The negotiations went sour in the summer of 2014 when the wage divide was about a $1 million difference between what the workers wanted and what the county said it could afford. The lump-sum $500/$550 payment the county offered would have cost $213,000 extra. A fact-finder recommended 1.5/1.75/2 percent pay bump, plus cost of living steps, which had an additional price tag of $1.3 million.
All dressed in royal blue T-shirts carrying signs with messages like “We stand up to bullies” and “Honk for change in Butler County,” about 40 workers began picketing outside Children Services offices on Fair Avenue the morning of Aug. 18. Three weeks later, clad in “mourning black,” the case workers returned to work without a contract. Seven months after that, a new deal was sealed.
MORE: Social workers return to work without a contract
In exchange for the workers acquiescence to merit pay, the county agreed to a 2 percent increase to the minimum and maximum salaries on their pay ranges. Workers were awarded 1 percent to 3 percent pay raises based on performance.

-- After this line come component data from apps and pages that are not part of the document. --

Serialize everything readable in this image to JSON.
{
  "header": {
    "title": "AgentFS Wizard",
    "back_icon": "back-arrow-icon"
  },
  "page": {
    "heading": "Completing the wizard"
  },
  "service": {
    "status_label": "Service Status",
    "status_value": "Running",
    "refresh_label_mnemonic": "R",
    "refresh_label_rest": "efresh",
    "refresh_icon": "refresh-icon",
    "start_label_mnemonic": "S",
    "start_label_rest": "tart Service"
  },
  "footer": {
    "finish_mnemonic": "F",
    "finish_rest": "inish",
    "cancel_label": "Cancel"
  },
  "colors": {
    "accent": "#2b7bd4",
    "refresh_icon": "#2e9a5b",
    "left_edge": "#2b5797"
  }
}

Union chief Becky Palmer could not be reached for comment this morning by the Journal-News.
County officials announced this week finances are looking bleak for 2018 so the two percent, lump-sum incentive pay non-union employees received on top of an increase to their base this year might not be available.